**EXERCISE AIM**
Copy the entries word for word. Keep the pictures out.

**RECORDS TO USE**
· · · ·

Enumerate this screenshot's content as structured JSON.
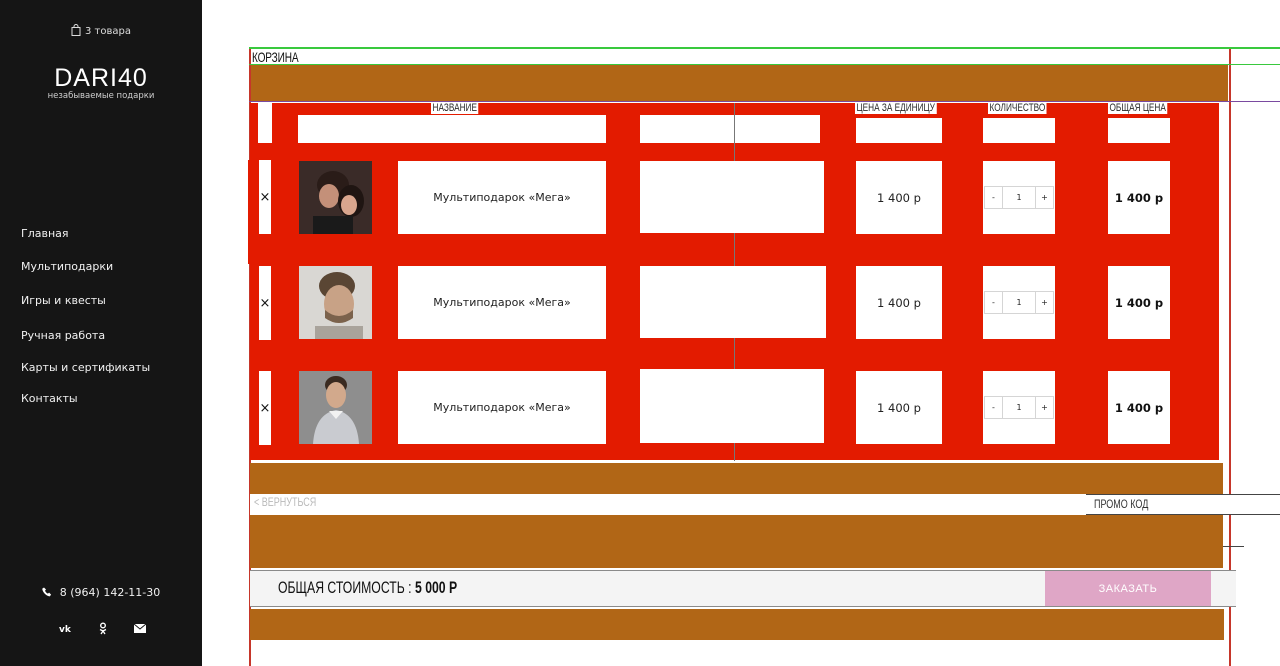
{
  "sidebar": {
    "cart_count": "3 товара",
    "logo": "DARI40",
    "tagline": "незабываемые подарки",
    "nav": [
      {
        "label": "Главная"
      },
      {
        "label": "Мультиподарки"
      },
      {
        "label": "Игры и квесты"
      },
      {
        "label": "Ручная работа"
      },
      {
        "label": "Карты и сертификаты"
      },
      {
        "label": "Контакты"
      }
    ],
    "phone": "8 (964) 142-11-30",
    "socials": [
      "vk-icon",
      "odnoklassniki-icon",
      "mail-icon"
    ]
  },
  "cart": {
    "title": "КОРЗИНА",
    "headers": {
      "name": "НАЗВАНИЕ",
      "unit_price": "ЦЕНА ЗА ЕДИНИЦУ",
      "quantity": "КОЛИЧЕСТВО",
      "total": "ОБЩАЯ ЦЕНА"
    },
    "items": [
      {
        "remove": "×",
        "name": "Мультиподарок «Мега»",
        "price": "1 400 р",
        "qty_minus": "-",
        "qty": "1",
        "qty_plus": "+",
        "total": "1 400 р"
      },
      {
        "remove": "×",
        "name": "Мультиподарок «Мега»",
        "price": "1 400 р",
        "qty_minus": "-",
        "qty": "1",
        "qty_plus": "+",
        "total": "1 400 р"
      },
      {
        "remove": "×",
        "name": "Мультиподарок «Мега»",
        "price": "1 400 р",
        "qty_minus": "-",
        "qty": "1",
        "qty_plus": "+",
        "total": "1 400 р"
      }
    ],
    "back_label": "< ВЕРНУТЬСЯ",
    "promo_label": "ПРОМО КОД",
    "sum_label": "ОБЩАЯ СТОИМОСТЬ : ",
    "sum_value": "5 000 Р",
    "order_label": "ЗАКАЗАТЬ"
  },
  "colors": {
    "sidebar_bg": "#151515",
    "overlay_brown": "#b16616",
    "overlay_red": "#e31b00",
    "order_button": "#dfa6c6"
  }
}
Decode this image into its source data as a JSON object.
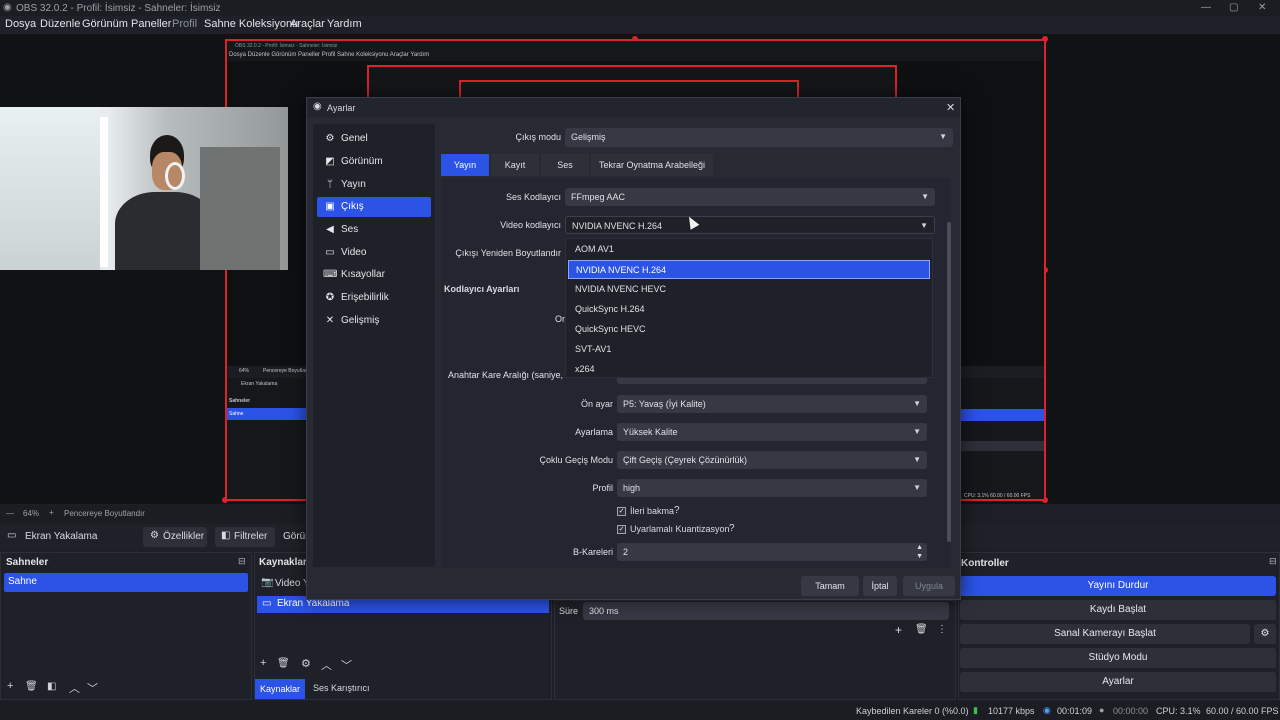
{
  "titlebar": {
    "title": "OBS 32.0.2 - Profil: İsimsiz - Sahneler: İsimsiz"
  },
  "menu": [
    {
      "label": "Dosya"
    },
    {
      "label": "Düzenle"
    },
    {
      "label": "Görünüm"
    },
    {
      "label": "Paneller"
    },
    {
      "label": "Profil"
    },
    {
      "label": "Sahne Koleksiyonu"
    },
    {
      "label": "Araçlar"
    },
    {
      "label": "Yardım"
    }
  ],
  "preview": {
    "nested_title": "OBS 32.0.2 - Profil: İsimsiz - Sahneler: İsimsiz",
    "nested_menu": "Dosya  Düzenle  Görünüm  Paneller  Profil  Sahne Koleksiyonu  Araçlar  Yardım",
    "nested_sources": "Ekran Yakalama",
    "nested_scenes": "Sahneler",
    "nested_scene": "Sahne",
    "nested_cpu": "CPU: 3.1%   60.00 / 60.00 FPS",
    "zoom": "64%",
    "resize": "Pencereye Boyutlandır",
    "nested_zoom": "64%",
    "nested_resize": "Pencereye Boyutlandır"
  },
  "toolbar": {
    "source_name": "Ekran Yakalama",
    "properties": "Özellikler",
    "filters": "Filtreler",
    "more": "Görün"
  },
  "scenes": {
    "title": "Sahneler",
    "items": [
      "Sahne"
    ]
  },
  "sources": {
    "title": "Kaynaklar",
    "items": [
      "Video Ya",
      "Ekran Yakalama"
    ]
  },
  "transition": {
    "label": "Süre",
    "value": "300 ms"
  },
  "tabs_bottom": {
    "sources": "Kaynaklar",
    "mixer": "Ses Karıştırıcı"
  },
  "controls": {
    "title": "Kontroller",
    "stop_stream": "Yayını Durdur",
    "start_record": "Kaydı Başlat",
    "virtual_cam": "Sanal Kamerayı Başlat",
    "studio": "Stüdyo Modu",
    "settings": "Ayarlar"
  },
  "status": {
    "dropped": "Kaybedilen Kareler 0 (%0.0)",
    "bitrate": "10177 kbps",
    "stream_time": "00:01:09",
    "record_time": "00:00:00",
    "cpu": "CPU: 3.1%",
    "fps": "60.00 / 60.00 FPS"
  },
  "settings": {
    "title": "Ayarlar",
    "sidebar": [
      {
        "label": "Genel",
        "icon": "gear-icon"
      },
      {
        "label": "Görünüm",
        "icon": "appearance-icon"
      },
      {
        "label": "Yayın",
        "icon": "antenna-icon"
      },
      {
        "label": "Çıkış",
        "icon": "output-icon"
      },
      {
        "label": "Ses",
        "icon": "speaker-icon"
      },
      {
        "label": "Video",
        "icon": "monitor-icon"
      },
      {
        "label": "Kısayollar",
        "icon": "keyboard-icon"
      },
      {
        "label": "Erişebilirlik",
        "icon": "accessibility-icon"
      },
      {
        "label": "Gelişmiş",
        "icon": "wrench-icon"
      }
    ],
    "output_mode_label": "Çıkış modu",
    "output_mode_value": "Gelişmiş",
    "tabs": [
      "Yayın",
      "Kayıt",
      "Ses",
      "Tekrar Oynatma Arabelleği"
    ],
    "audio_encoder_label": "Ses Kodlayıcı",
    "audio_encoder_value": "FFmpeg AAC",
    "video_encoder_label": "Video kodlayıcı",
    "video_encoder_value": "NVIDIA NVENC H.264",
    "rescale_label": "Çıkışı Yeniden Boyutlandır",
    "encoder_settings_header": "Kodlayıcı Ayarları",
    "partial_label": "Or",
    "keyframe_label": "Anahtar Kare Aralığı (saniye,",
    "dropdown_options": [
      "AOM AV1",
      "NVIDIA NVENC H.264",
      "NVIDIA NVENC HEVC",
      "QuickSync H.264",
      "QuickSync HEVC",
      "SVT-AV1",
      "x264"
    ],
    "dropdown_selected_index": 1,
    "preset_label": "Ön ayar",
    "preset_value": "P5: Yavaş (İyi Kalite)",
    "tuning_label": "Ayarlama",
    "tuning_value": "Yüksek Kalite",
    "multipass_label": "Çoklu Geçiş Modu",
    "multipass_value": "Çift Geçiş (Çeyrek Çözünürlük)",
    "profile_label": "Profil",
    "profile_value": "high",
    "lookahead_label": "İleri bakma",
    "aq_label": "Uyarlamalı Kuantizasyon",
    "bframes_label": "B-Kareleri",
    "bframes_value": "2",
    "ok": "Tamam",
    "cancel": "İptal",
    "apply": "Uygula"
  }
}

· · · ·

**REPLY TO THE TASK**
Enumerate this screenshot's content as structured JSON.
{
  "sidebar": {
    "cart_count": "3 товара",
    "logo": "DARI40",
    "tagline": "незабываемые подарки",
    "nav": [
      {
        "label": "Главная"
      },
      {
        "label": "Мультиподарки"
      },
      {
        "label": "Игры и квесты"
      },
      {
        "label": "Ручная работа"
      },
      {
        "label": "Карты и сертификаты"
      },
      {
        "label": "Контакты"
      }
    ],
    "phone": "8 (964) 142-11-30",
    "socials": [
      "vk-icon",
      "odnoklassniki-icon",
      "mail-icon"
    ]
  },
  "cart": {
    "title": "КОРЗИНА",
    "headers": {
      "name": "НАЗВАНИЕ",
      "unit_price": "ЦЕНА ЗА ЕДИНИЦУ",
      "quantity": "КОЛИЧЕСТВО",
      "total": "ОБЩАЯ ЦЕНА"
    },
    "items": [
      {
        "remove": "×",
        "name": "Мультиподарок «Мега»",
        "price": "1 400 р",
        "qty_minus": "-",
        "qty": "1",
        "qty_plus": "+",
        "total": "1 400 р"
      },
      {
        "remove": "×",
        "name": "Мультиподарок «Мега»",
        "price": "1 400 р",
        "qty_minus": "-",
        "qty": "1",
        "qty_plus": "+",
        "total": "1 400 р"
      },
      {
        "remove": "×",
        "name": "Мультиподарок «Мега»",
        "price": "1 400 р",
        "qty_minus": "-",
        "qty": "1",
        "qty_plus": "+",
        "total": "1 400 р"
      }
    ],
    "back_label": "< ВЕРНУТЬСЯ",
    "promo_label": "ПРОМО КОД",
    "sum_label": "ОБЩАЯ СТОИМОСТЬ : ",
    "sum_value": "5 000 Р",
    "order_label": "ЗАКАЗАТЬ"
  },
  "colors": {
    "sidebar_bg": "#151515",
    "overlay_brown": "#b16616",
    "overlay_red": "#e31b00",
    "order_button": "#dfa6c6"
  }
}
Decode this image into its source data as a JSON object.
{
  "titlebar": {
    "title": "OBS 32.0.2 - Profil: İsimsiz - Sahneler: İsimsiz"
  },
  "menu": [
    {
      "label": "Dosya"
    },
    {
      "label": "Düzenle"
    },
    {
      "label": "Görünüm"
    },
    {
      "label": "Paneller"
    },
    {
      "label": "Profil"
    },
    {
      "label": "Sahne Koleksiyonu"
    },
    {
      "label": "Araçlar"
    },
    {
      "label": "Yardım"
    }
  ],
  "preview": {
    "nested_title": "OBS 32.0.2 - Profil: İsimsiz - Sahneler: İsimsiz",
    "nested_menu": "Dosya  Düzenle  Görünüm  Paneller  Profil  Sahne Koleksiyonu  Araçlar  Yardım",
    "nested_sources": "Ekran Yakalama",
    "nested_scenes": "Sahneler",
    "nested_scene": "Sahne",
    "nested_cpu": "CPU: 3.1%   60.00 / 60.00 FPS",
    "zoom": "64%",
    "resize": "Pencereye Boyutlandır",
    "nested_zoom": "64%",
    "nested_resize": "Pencereye Boyutlandır"
  },
  "toolbar": {
    "source_name": "Ekran Yakalama",
    "properties": "Özellikler",
    "filters": "Filtreler",
    "more": "Görün"
  },
  "scenes": {
    "title": "Sahneler",
    "items": [
      "Sahne"
    ]
  },
  "sources": {
    "title": "Kaynaklar",
    "items": [
      "Video Ya",
      "Ekran Yakalama"
    ]
  },
  "transition": {
    "label": "Süre",
    "value": "300 ms"
  },
  "tabs_bottom": {
    "sources": "Kaynaklar",
    "mixer": "Ses Karıştırıcı"
  },
  "controls": {
    "title": "Kontroller",
    "stop_stream": "Yayını Durdur",
    "start_record": "Kaydı Başlat",
    "virtual_cam": "Sanal Kamerayı Başlat",
    "studio": "Stüdyo Modu",
    "settings": "Ayarlar"
  },
  "status": {
    "dropped": "Kaybedilen Kareler 0 (%0.0)",
    "bitrate": "10177 kbps",
    "stream_time": "00:01:09",
    "record_time": "00:00:00",
    "cpu": "CPU: 3.1%",
    "fps": "60.00 / 60.00 FPS"
  },
  "settings": {
    "title": "Ayarlar",
    "sidebar": [
      {
        "label": "Genel",
        "icon": "gear-icon"
      },
      {
        "label": "Görünüm",
        "icon": "appearance-icon"
      },
      {
        "label": "Yayın",
        "icon": "antenna-icon"
      },
      {
        "label": "Çıkış",
        "icon": "output-icon"
      },
      {
        "label": "Ses",
        "icon": "speaker-icon"
      },
      {
        "label": "Video",
        "icon": "monitor-icon"
      },
      {
        "label": "Kısayollar",
        "icon": "keyboard-icon"
      },
      {
        "label": "Erişebilirlik",
        "icon": "accessibility-icon"
      },
      {
        "label": "Gelişmiş",
        "icon": "wrench-icon"
      }
    ],
    "output_mode_label": "Çıkış modu",
    "output_mode_value": "Gelişmiş",
    "tabs": [
      "Yayın",
      "Kayıt",
      "Ses",
      "Tekrar Oynatma Arabelleği"
    ],
    "audio_encoder_label": "Ses Kodlayıcı",
    "audio_encoder_value": "FFmpeg AAC",
    "video_encoder_label": "Video kodlayıcı",
    "video_encoder_value": "NVIDIA NVENC H.264",
    "rescale_label": "Çıkışı Yeniden Boyutlandır",
    "encoder_settings_header": "Kodlayıcı Ayarları",
    "partial_label": "Or",
    "keyframe_label": "Anahtar Kare Aralığı (saniye,",
    "dropdown_options": [
      "AOM AV1",
      "NVIDIA NVENC H.264",
      "NVIDIA NVENC HEVC",
      "QuickSync H.264",
      "QuickSync HEVC",
      "SVT-AV1",
      "x264"
    ],
    "dropdown_selected_index": 1,
    "preset_label": "Ön ayar",
    "preset_value": "P5: Yavaş (İyi Kalite)",
    "tuning_label": "Ayarlama",
    "tuning_value": "Yüksek Kalite",
    "multipass_label": "Çoklu Geçiş Modu",
    "multipass_value": "Çift Geçiş (Çeyrek Çözünürlük)",
    "profile_label": "Profil",
    "profile_value": "high",
    "lookahead_label": "İleri bakma",
    "aq_label": "Uyarlamalı Kuantizasyon",
    "bframes_label": "B-Kareleri",
    "bframes_value": "2",
    "ok": "Tamam",
    "cancel": "İptal",
    "apply": "Uygula"
  }
}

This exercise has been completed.